      Try: 1 slice wholegrain raisin toast (e.g. Burgen fruit & muesli bread) with a thin spread of table spread or small fruit based muffin made with wholemeal flour and added seeds

Craving something salty?
Try: 1 piece rye mountain bread or ½ cup thinly sliced potato, sweet potato, parsnip, carrot or beetroot, sprayed with a little olive oil and sprinkled with garlic and oregano, cut into squares and baked in the oven or 2 wholegrain crackers (such as Vita-Weats) topped with 1 slice of reduced fat cheddar cheese and ½ tomato, sliced

Craving something crunchy?
Try: 2 cups air-popped popcorn plain or sprinkled with Mexican chilli powder or 1 handful of bite-sized wholegrain crackers (such as Tucker’s Multifibre Snacks Quinoa) plain or dipped into a tomato salsa

Craving something chocolatey?
Try: 1 small glass of skim milk with 2 tsp drinking chocolate (such as Milo or Vitarium sugar-free) or 2 chocolate date balls made by processing dates, cocoa powder, LSA or almond meal, coconut and chopped nuts and coating in more cocoa powder

Craving something nutty?
Try: ½ sliced apple spread with 1 Tbsp natural (no added salt or sugar) peanut (or other nut) butter or 1 small handful trail mix made of raw unsalted mixed nuts, dried fruit and seeds
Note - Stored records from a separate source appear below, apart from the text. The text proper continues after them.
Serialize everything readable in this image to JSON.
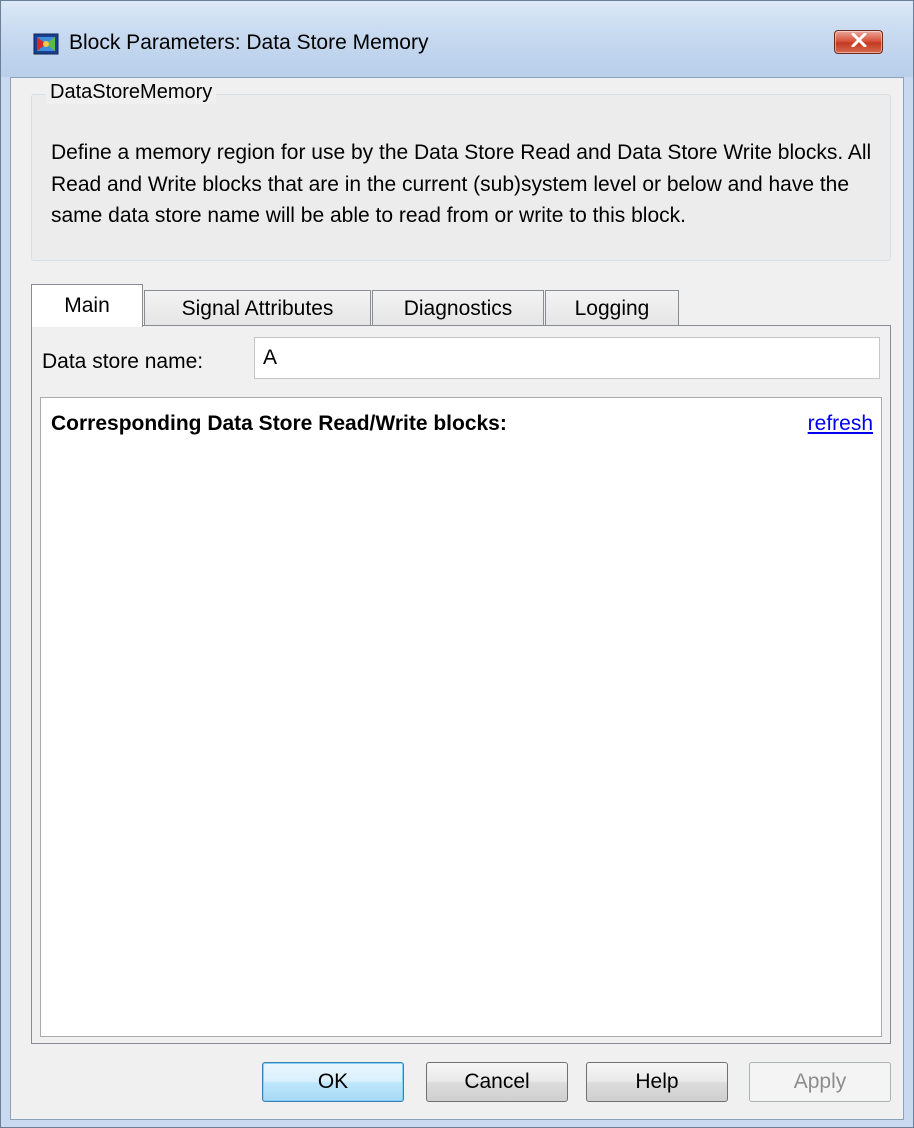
{
  "window": {
    "title": "Block Parameters: Data Store Memory",
    "close_icon": "close-x-icon",
    "app_icon": "simulink-block-icon"
  },
  "group": {
    "title": "DataStoreMemory",
    "description": "Define a memory region for use by the Data Store Read and Data Store Write blocks. All Read and Write blocks that are in the current (sub)system level or below and have the same data store name will be able to read from or write to this block."
  },
  "tabs": [
    {
      "label": "Main",
      "active": true
    },
    {
      "label": "Signal Attributes",
      "active": false
    },
    {
      "label": "Diagnostics",
      "active": false
    },
    {
      "label": "Logging",
      "active": false
    }
  ],
  "main": {
    "data_store_name_label": "Data store name:",
    "data_store_name_value": "A",
    "blocks_heading": "Corresponding Data Store Read/Write blocks:",
    "refresh_label": "refresh"
  },
  "buttons": {
    "ok": "OK",
    "cancel": "Cancel",
    "help": "Help",
    "apply": "Apply"
  }
}
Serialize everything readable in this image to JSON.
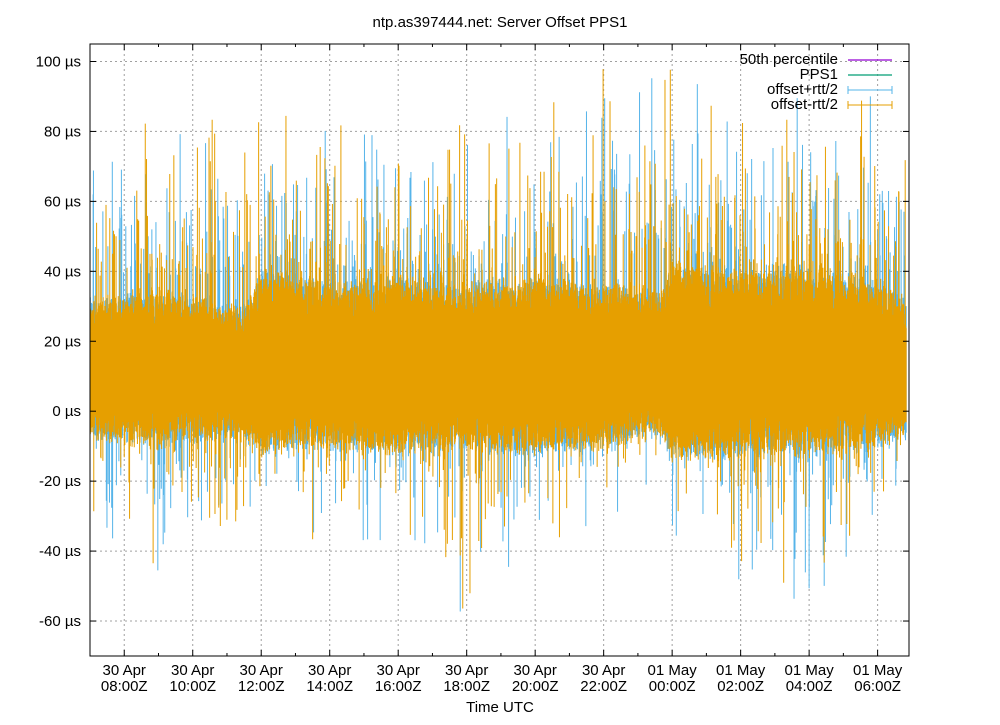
{
  "chart_data": {
    "type": "line",
    "title": "ntp.as397444.net: Server Offset PPS1",
    "xlabel": "Time UTC",
    "ylabel": "",
    "ylim": [
      -70,
      105
    ],
    "xlim": [
      "2023-04-30T07:00Z",
      "2023-05-01T06:55Z"
    ],
    "grid": true,
    "legend_position": "top-right",
    "y_ticks": [
      {
        "value": 100,
        "label": "100 µs"
      },
      {
        "value": 80,
        "label": "80 µs"
      },
      {
        "value": 60,
        "label": "60 µs"
      },
      {
        "value": 40,
        "label": "40 µs"
      },
      {
        "value": 20,
        "label": "20 µs"
      },
      {
        "value": 0,
        "label": "0 µs"
      },
      {
        "value": -20,
        "label": "-20 µs"
      },
      {
        "value": -40,
        "label": "-40 µs"
      },
      {
        "value": -60,
        "label": "-60 µs"
      }
    ],
    "x_ticks": [
      {
        "value": "2023-04-30T08:00Z",
        "date": "30 Apr",
        "time": "08:00Z"
      },
      {
        "value": "2023-04-30T10:00Z",
        "date": "30 Apr",
        "time": "10:00Z"
      },
      {
        "value": "2023-04-30T12:00Z",
        "date": "30 Apr",
        "time": "12:00Z"
      },
      {
        "value": "2023-04-30T14:00Z",
        "date": "30 Apr",
        "time": "14:00Z"
      },
      {
        "value": "2023-04-30T16:00Z",
        "date": "30 Apr",
        "time": "16:00Z"
      },
      {
        "value": "2023-04-30T18:00Z",
        "date": "30 Apr",
        "time": "18:00Z"
      },
      {
        "value": "2023-04-30T20:00Z",
        "date": "30 Apr",
        "time": "20:00Z"
      },
      {
        "value": "2023-04-30T22:00Z",
        "date": "30 Apr",
        "time": "22:00Z"
      },
      {
        "value": "2023-05-01T00:00Z",
        "date": "01 May",
        "time": "00:00Z"
      },
      {
        "value": "2023-05-01T02:00Z",
        "date": "01 May",
        "time": "02:00Z"
      },
      {
        "value": "2023-05-01T04:00Z",
        "date": "01 May",
        "time": "04:00Z"
      },
      {
        "value": "2023-05-01T06:00Z",
        "date": "01 May",
        "time": "06:00Z"
      }
    ],
    "series": [
      {
        "name": "50th percentile",
        "color": "#9400d3",
        "style": "line"
      },
      {
        "name": "PPS1",
        "color": "#009e73",
        "style": "line"
      },
      {
        "name": "offset+rtt/2",
        "color": "#56b4e9",
        "style": "error-band",
        "note": "drawn underneath and fully covered by offset-rtt/2 band"
      },
      {
        "name": "offset-rtt/2",
        "color": "#e69f00",
        "style": "error-band",
        "x": [
          "2023-04-30T07:00Z",
          "2023-04-30T09:00Z",
          "2023-04-30T11:30Z",
          "2023-04-30T12:00Z",
          "2023-04-30T14:00Z",
          "2023-04-30T16:00Z",
          "2023-04-30T18:00Z",
          "2023-04-30T20:00Z",
          "2023-04-30T22:00Z",
          "2023-04-30T23:40Z",
          "2023-05-01T00:00Z",
          "2023-05-01T02:00Z",
          "2023-05-01T04:00Z",
          "2023-05-01T05:50Z",
          "2023-05-01T06:50Z"
        ],
        "band_low": [
          -5,
          -8,
          -5,
          -10,
          -8,
          -10,
          -8,
          -10,
          -8,
          -5,
          -12,
          -10,
          -10,
          -8,
          -5
        ],
        "band_high": [
          30,
          32,
          28,
          38,
          35,
          36,
          34,
          36,
          34,
          32,
          40,
          38,
          38,
          36,
          30
        ],
        "spike_max": [
          87,
          88,
          89,
          102,
          87,
          91,
          86,
          89,
          103,
          104,
          101,
          96,
          91,
          93,
          89
        ],
        "spike_min": [
          -33,
          -52,
          -49,
          -35,
          -40,
          -47,
          -70,
          -43,
          -37,
          -28,
          -44,
          -55,
          -63,
          -42,
          -25
        ]
      }
    ]
  }
}
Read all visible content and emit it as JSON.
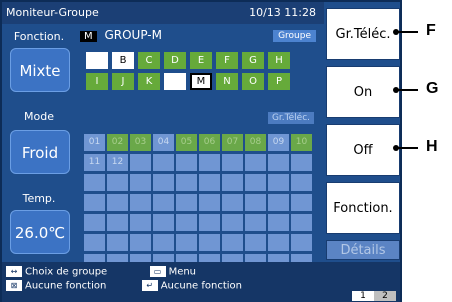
{
  "title": "Moniteur-Groupe",
  "datetime": "10/13 11:28",
  "left": {
    "fonction_label": "Fonction.",
    "fonction_value": "Mixte",
    "mode_label": "Mode",
    "mode_value": "Froid",
    "temp_label": "Temp.",
    "temp_value": "26.0℃"
  },
  "group": {
    "badge": "M",
    "name": "GROUP-M",
    "groupe_btn": "Groupe",
    "letters_row1": [
      "",
      "B",
      "C",
      "D",
      "E",
      "F",
      "G",
      "H"
    ],
    "letters_row2": [
      "I",
      "J",
      "K",
      "",
      "M",
      "N",
      "O",
      "P"
    ],
    "rc_label": "Gr.Téléc."
  },
  "units_row1": [
    "01",
    "02",
    "03",
    "04",
    "05",
    "06",
    "07",
    "08",
    "09",
    "10"
  ],
  "units_row2": [
    "11",
    "12"
  ],
  "bottom": {
    "line1_icon": "↔",
    "line1_text": "Choix de groupe",
    "line1b_icon": "▭",
    "line1b_text": "Menu",
    "line2_icon": "⊠",
    "line2_text": "Aucune fonction",
    "line2b_icon": "↵",
    "line2b_text": "Aucune fonction",
    "page1": "1",
    "page2": "2"
  },
  "side_buttons": {
    "gr_telec": "Gr.Téléc.",
    "on": "On",
    "off": "Off",
    "fonction": "Fonction.",
    "details": "Détails"
  },
  "callouts": [
    "F",
    "G",
    "H"
  ]
}
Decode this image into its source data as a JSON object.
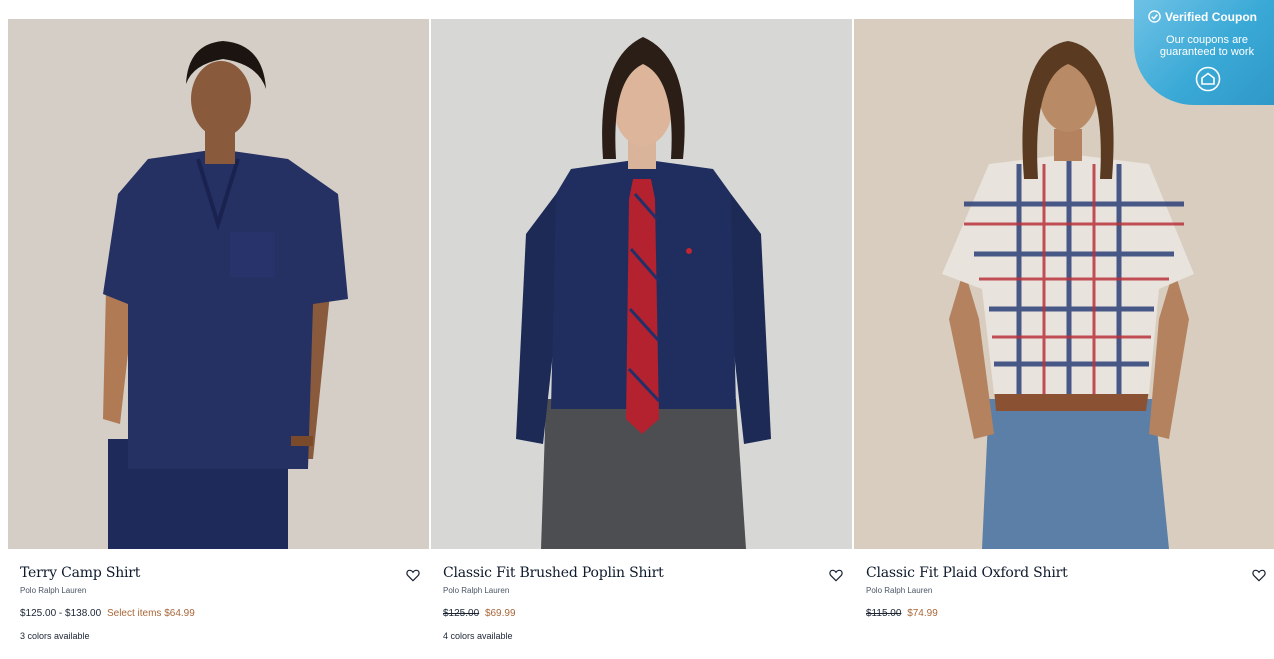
{
  "products": [
    {
      "title": "Terry Camp Shirt",
      "brand": "Polo Ralph Lauren",
      "price_range": "$125.00 - $138.00",
      "sale_label": "Select items $64.99",
      "colors": "3 colors available",
      "image": "man-navy-terry-camp-shirt"
    },
    {
      "title": "Classic Fit Brushed Poplin Shirt",
      "brand": "Polo Ralph Lauren",
      "original_price": "$125.00",
      "sale_price": "$69.99",
      "colors": "4 colors available",
      "image": "man-navy-poplin-shirt-red-tie"
    },
    {
      "title": "Classic Fit Plaid Oxford Shirt",
      "brand": "Polo Ralph Lauren",
      "original_price": "$115.00",
      "sale_price": "$74.99",
      "image": "man-plaid-oxford-shirt-jeans"
    }
  ],
  "coupon_badge": {
    "title": "Verified Coupon",
    "subtitle": "Our coupons are guaranteed to work",
    "icon": "coupon-logo-icon",
    "colors": {
      "start": "#6fc2e6",
      "end": "#2f98c8"
    }
  },
  "theme": {
    "sale_color": "#a8673a",
    "text_color": "#0e1a2b"
  }
}
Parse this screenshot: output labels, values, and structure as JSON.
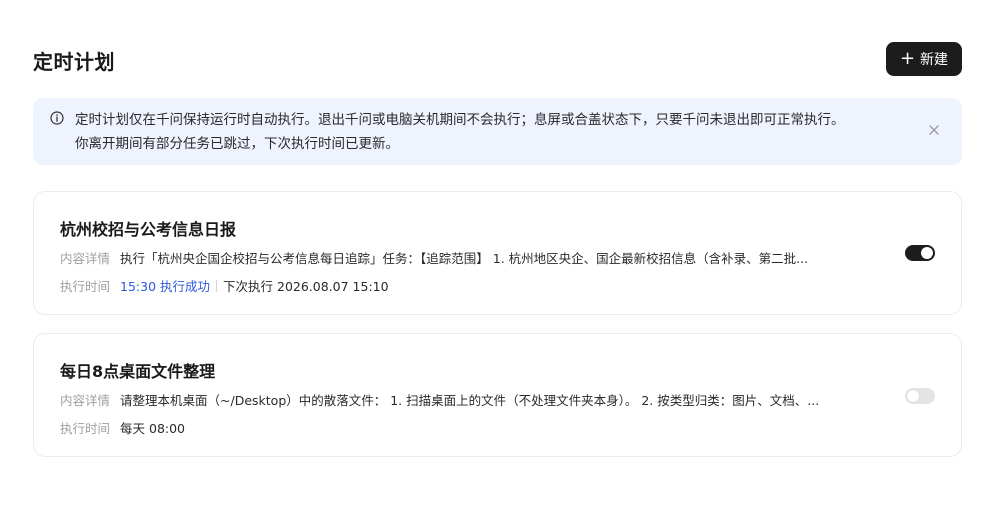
{
  "header": {
    "title": "定时计划",
    "new_button_label": "新建",
    "new_button_icon": "plus-icon"
  },
  "notice": {
    "icon": "info-icon",
    "line1": "定时计划仅在千问保持运行时自动执行。退出千问或电脑关机期间不会执行；息屏或合盖状态下，只要千问未退出即可正常执行。",
    "line2": "你离开期间有部分任务已跳过，下次执行时间已更新。",
    "close_icon": "close-icon"
  },
  "labels": {
    "detail": "内容详情",
    "time": "执行时间"
  },
  "plans": [
    {
      "title": "杭州校招与公考信息日报",
      "detail": "执行「杭州央企国企校招与公考信息每日追踪」任务：【追踪范围】 1. 杭州地区央企、国企最新校招信息（含补录、第二批...",
      "last_run": "15:30 执行成功",
      "next_run": "下次执行 2026.08.07 15:10",
      "enabled": true
    },
    {
      "title": "每日8点桌面文件整理",
      "detail": "请整理本机桌面（~/Desktop）中的散落文件： 1. 扫描桌面上的文件（不处理文件夹本身）。 2. 按类型归类：图片、文档、...",
      "schedule": "每天 08:00",
      "enabled": false
    }
  ],
  "colors": {
    "notice_bg": "#eef3fe",
    "success_text": "#2f58e0",
    "button_bg": "#1c1c1c",
    "toggle_on": "#1c1c1c",
    "toggle_off": "#e4e4e4"
  }
}
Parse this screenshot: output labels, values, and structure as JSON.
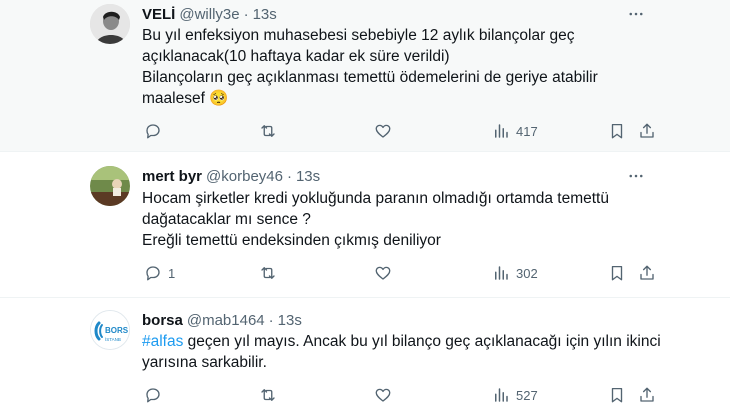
{
  "tweets": [
    {
      "name": "VELİ",
      "handle": "@willy3e",
      "separator": "·",
      "time": "13s",
      "lines": [
        "Bu yıl enfeksiyon muhasebesi sebebiyle 12 aylık bilançolar geç",
        "açıklanacak(10 haftaya kadar ek süre verildi)",
        "Bilançoların geç açıklanması temettü ödemelerini de geriye atabilir",
        "maalesef 🥺"
      ],
      "replies": "",
      "retweets": "",
      "likes": "",
      "views": "417"
    },
    {
      "name": "mert byr",
      "handle": "@korbey46",
      "separator": "·",
      "time": "13s",
      "lines": [
        "Hocam şirketler kredi yokluğunda paranın olmadığı ortamda temettü",
        "dağatacaklar mı sence ?",
        "Ereğli temettü endeksinden çıkmış deniliyor"
      ],
      "replies": "1",
      "retweets": "",
      "likes": "",
      "views": "302"
    },
    {
      "name": "borsa",
      "handle": "@mab1464",
      "separator": "·",
      "time": "13s",
      "avatar_text": "BORS",
      "avatar_subtext": "İSTANB",
      "hashtag": "#alfas",
      "line1_rest": " geçen yıl mayıs. Ancak bu yıl bilanço geç açıklanacağı için yılın ikinci",
      "line2": "yarısına sarkabilir.",
      "replies": "",
      "retweets": "",
      "likes": "",
      "views": "527"
    }
  ],
  "icons": [
    "reply-icon",
    "retweet-icon",
    "like-icon",
    "views-icon",
    "bookmark-icon",
    "share-icon",
    "more-icon"
  ],
  "colors": {
    "text": "#0f1419",
    "secondary": "#536471",
    "link": "#1d9bf0",
    "hover_bg": "#f7f9f9"
  }
}
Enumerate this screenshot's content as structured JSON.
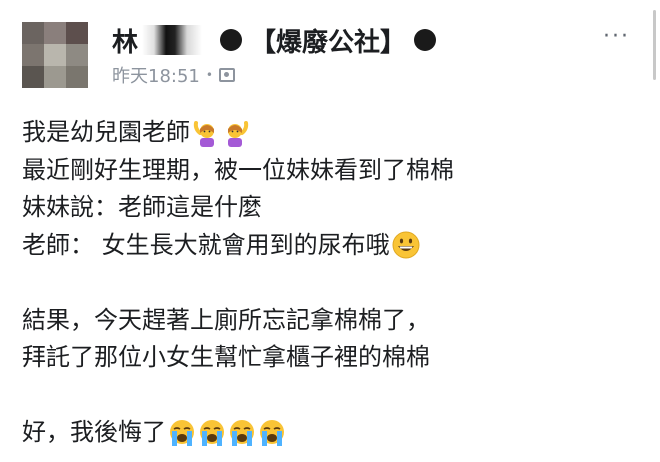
{
  "post": {
    "author_name": "林",
    "group_name": "●【爆廢公社】●",
    "group_open": "【爆廢公社】",
    "timestamp": "昨天18:51",
    "separator": "•",
    "more_label": "···",
    "body_lines": [
      "我是幼兒園老師",
      "最近剛好生理期，被一位妹妹看到了棉棉",
      "妹妹說：老師這是什麼",
      "老師： 女生長大就會用到的尿布哦",
      "結果，今天趕著上廁所忘記拿棉棉了，",
      "拜託了那位小女生幫忙拿櫃子裡的棉棉",
      "好，我後悔了"
    ]
  },
  "icons": {
    "privacy": "group-privacy-icon",
    "raise_hand": "woman-raising-hand-emoji",
    "grin": "grinning-face-emoji",
    "cry": "loudly-crying-face-emoji"
  },
  "colors": {
    "text": "#1c1e21",
    "meta": "#8d949e",
    "emoji_yellow": "#f9c436"
  }
}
Craving something creamy?
Try: 100g reduced fat ricotta (sweetened with vanilla, cinnamon and a little icing sugar) with ½ punnet of strawberries or 200g tub reduced fat natural or Greek yoghurt (e.g. Yoplait Forme Greek)

Craving something refreshing?
Try: 1 glass of ice cold still or sparkling water with a slice of lemon and few leaves of mint or ¾ cup frozen grapes 

Craving something warm & comforting?
Try: 1 sachet plain quick oats with ½ a grated apple and ½ tsp cinnamon or 1 cup vegetable soup (e.g. Heinz classic creamy pumpkin)